Whereas the territory of Alaska is settled by hardy, active, and energetic people numbering more than 64,000, according to the thirteenth census, 1910, who have in the last ten years added in gold and fish alone more than $225,000,000, being greater than our trade with China and twice as great in value as our trade with the Philippines; and
Whereas the development of the territory is being greatly retarded by the want of a law-making or legislative body therein, to be elected by the people:
Resolved by the legislative assembly of the state of Oregon (the senate and house jointly concurring), That we do hereby declare our most earnest opinion that it is necessary to the development of the Pacific coast of the resources of and good government in Alaska that the congress of the United States shall, at the earliest possible date, pass an enabling act creating and providing for the organization of a territorial legislature in Alaska, to be elected by the American citizens resident therein, with such powers and limitations as have been usually given to and imposed upon such legislative assemblies in other territories; and the senators and representatives in the congress of the United States from the state of Oregon are hereby requested to aid and assist in securing the passage of such a bill.
1) The Heritage of Alaska by Herb Hilscher
2) When the Capital Came to Juneau by Ed L. Keithahn
3) Fifty-sixth Congress, Sess. 1 Ch. 786. 1900
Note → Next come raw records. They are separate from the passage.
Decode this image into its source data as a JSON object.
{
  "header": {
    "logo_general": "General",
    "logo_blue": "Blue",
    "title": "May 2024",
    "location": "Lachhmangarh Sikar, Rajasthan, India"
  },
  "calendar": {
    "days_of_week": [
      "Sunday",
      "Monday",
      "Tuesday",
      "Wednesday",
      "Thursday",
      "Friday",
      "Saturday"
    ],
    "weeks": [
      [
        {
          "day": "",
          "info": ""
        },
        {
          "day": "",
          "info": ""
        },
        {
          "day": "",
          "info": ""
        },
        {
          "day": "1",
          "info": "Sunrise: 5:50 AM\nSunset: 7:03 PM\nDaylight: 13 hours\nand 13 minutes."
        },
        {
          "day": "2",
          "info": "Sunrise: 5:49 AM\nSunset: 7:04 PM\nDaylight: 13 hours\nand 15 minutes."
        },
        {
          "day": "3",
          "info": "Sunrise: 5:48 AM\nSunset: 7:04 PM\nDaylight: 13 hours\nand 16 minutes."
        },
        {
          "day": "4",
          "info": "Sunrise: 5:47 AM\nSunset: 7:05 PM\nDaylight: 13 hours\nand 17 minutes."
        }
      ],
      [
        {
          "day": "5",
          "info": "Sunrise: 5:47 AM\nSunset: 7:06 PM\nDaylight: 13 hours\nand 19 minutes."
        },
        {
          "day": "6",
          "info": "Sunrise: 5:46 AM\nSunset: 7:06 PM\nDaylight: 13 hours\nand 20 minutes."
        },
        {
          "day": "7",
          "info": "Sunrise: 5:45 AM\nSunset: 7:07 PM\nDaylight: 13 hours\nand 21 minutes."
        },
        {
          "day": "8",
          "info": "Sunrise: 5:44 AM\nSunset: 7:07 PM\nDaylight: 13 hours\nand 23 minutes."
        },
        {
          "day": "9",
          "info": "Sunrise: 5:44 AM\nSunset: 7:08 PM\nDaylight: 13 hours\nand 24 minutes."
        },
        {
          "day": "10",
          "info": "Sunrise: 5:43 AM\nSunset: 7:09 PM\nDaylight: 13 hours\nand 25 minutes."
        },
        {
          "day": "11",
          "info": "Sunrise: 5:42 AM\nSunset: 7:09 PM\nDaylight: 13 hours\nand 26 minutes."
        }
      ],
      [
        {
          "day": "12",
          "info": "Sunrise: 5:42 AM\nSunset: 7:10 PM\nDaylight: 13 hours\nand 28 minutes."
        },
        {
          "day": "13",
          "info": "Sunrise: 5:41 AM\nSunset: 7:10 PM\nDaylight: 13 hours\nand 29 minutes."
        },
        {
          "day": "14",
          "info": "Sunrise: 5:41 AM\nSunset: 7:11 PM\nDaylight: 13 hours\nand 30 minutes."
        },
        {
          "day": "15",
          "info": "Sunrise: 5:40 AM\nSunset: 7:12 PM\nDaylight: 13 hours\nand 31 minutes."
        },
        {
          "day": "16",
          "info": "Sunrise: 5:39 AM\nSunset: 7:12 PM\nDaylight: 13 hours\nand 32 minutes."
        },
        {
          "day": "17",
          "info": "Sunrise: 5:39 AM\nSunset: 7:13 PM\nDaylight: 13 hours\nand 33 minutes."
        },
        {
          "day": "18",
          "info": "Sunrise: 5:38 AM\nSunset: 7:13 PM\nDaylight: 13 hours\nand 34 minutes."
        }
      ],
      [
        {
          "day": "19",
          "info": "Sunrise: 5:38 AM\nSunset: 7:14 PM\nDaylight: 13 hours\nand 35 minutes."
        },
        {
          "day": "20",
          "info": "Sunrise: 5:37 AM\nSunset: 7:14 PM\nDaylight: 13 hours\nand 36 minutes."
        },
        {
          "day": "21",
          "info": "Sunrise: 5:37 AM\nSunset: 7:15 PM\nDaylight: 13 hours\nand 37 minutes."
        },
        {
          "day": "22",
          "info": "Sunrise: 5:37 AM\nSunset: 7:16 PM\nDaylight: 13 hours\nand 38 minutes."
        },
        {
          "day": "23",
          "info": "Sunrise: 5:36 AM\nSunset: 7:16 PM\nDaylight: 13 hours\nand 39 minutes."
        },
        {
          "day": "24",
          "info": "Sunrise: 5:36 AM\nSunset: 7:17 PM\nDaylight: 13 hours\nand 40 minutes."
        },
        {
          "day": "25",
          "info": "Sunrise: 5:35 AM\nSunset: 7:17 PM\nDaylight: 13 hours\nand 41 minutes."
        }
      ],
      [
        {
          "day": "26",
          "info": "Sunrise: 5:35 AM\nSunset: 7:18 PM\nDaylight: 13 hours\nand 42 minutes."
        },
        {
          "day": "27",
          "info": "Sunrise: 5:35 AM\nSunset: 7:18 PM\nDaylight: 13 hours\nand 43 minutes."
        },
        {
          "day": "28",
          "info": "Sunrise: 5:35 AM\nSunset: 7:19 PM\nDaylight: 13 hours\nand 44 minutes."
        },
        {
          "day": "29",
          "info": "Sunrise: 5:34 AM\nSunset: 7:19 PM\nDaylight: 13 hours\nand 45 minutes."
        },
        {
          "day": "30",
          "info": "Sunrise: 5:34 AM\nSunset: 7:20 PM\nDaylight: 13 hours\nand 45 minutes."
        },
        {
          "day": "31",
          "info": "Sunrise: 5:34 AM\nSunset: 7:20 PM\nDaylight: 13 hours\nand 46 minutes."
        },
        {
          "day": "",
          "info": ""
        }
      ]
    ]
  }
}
4) Sitka Chronology 1900
5) Gold Camp News by Robert DeArmond
6) 1811-1911, April 2011, Juneau Empire by Jack Marshall